Giant Lizard of Guna Yala Dactyloa kunayalae Photo by Jerry and Linda Harrison This wonderful species of lizard was described as Anolis kunayalae in a paper published in the journal Phyllomedusa, in 2007. Its scientific name was changed to Dactyloa kunayalae in 2018. The second part of its scientific name (the specific epithet) honors the inhabitants of the Guna Yala indigenous comarca in Panama, where one of the lizards used to describe the species was found. Males are easily distinguished from females because they have a crest on their heads. They measure about 10 cm (without the tail) and it can be found in the provinces of Coclé, Colón, and Guna Yala in Panama. The "Giant Lizard of Guna Yala", which is the common name that has been attributed to the species, has earned a place in the "Showcase of Biodiversity" gallery, one of the eight galleries of the Biomuseo, a museum located on the Amador Causeway in Panama City. Not much is known about its behavior, so next time you see one make sure to observe it in detail!
Giant Lizard of Guna Yala Dactyloa kunayalae Photo by Jerry and Linda Harrison This wonderful species of lizard was described as Anolis kunayalae in a paper published in the journal Phyllomedusa, in 2007.
By Rosannette Quesada-Hidalgo The Ecuadorian-Venezuelan biologist and explorer Alejandro Arteaga and his team recently described three new species of snakes for Panama. In 2019, the Canopy Family invited Alejandro and his team to explore the herpetofauna of our three ecolodges, the Canopy Tower, the Canopy Lodge, and the Canopy Camp. The Canopy Family helped coordinate the logistics and transportation of the team, and this visit resulted in the discovery of two of the recently described species which occur, among other places, around the Canopy Lodge in El Valle de Antón, Coclé province. To our surprise and honor, one of the species was named Sibon canopy, after the Canopy Family. Alejandro stated, in his recently published paper describing the species in the journal ZooKeys with the Panamanian biologist Abel Batista, that they are grateful that the Canopy Family protects habitat that is critical for dozens of poorly studied snakes in Panama. The individual used to describe S. canopy, whose proposed common name is Canopy Snail-eating Snake, was collected by Abel Batista in Cerro Gaital, a natural monument located just 15 minutes away from the Canopy Lodge, and a place we visit during our tours. The Canopy Snail-eating Snake is around 35 cm long and forages at night from vegetation 0.5 to 3 m. above the ground. To the present time this species is considered to be endemic to Panama, although one individual has been recorded near the border with Costa Rica, indicating the probable presence of this species in both countries. The second species also occurs, among other sites, in the surroundings of the Canopy Lodge. It is called Dipsas aparatiritos and its proposed common name is Hidden Snail-eater Snake. The authors of the published paper where this species is described stated that the scientific name comes from the

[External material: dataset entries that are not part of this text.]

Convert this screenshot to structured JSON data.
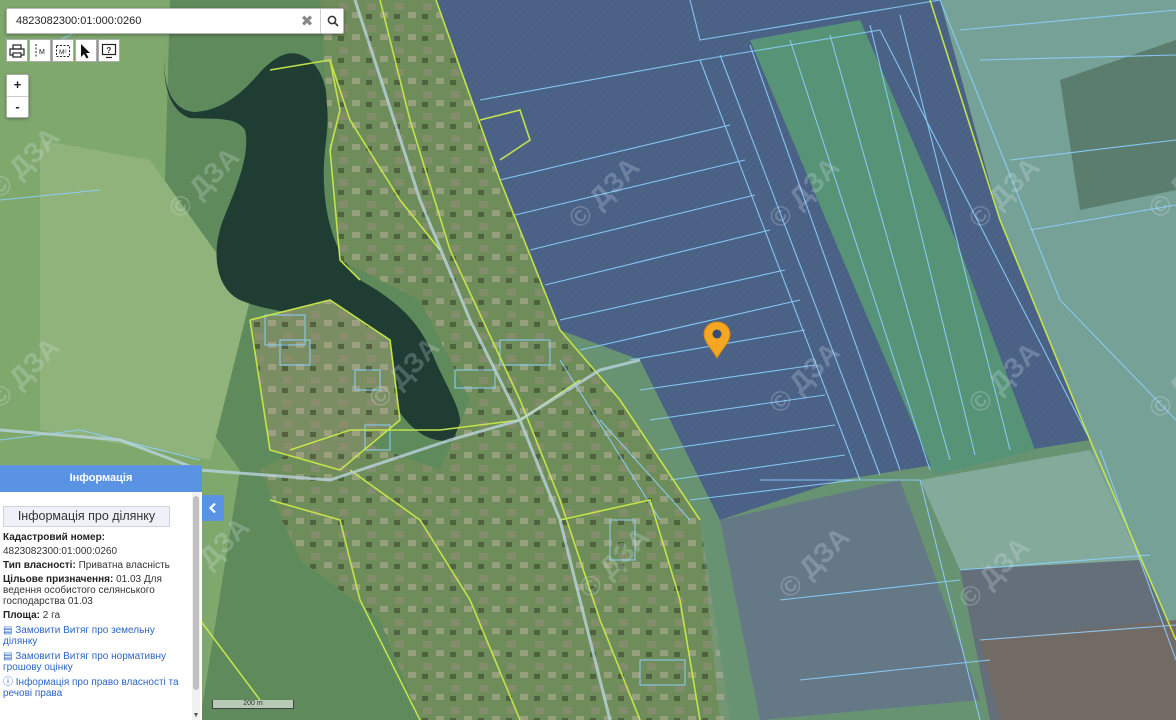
{
  "search": {
    "value": "4823082300:01:000:0260",
    "clear_glyph": "✖"
  },
  "toolbar": [
    {
      "name": "print-icon"
    },
    {
      "name": "measure-length-icon"
    },
    {
      "name": "measure-area-icon"
    },
    {
      "name": "cursor-icon"
    },
    {
      "name": "help-icon"
    }
  ],
  "zoom": {
    "in_label": "+",
    "out_label": "-"
  },
  "map": {
    "watermark": "© ДЗА",
    "marker": "location-pin-icon",
    "marker_color": "#f5a623",
    "parcel_line_color": "#7fc7ff",
    "settlement_line_color": "#c9e84a"
  },
  "info": {
    "header": "Інформація",
    "subtitle": "Інформація про ділянку",
    "cadastral_label": "Кадастровий номер:",
    "cadastral_value": "4823082300:01:000:0260",
    "ownership_label": "Тип власності:",
    "ownership_value": "Приватна власність",
    "purpose_label": "Цільове призначення:",
    "purpose_value": "01.03 Для ведення особистого селянського господарства 01.03",
    "area_label": "Площа:",
    "area_value": "2 га",
    "link1": "Замовити Витяг про земельну ділянку",
    "link2": "Замовити Витяг про нормативну грошову оцінку",
    "link3": "Інформація про право власності та речові права"
  },
  "scale": {
    "label": "200 m"
  }
}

By Rosannette Quesada-Hidalgo The Ecuadorian-Venezuelan biologist and explorer Alejandro Arteaga and his team recently described three new species of snakes for Panama. In 2019, the Canopy Family invited Alejandro and his team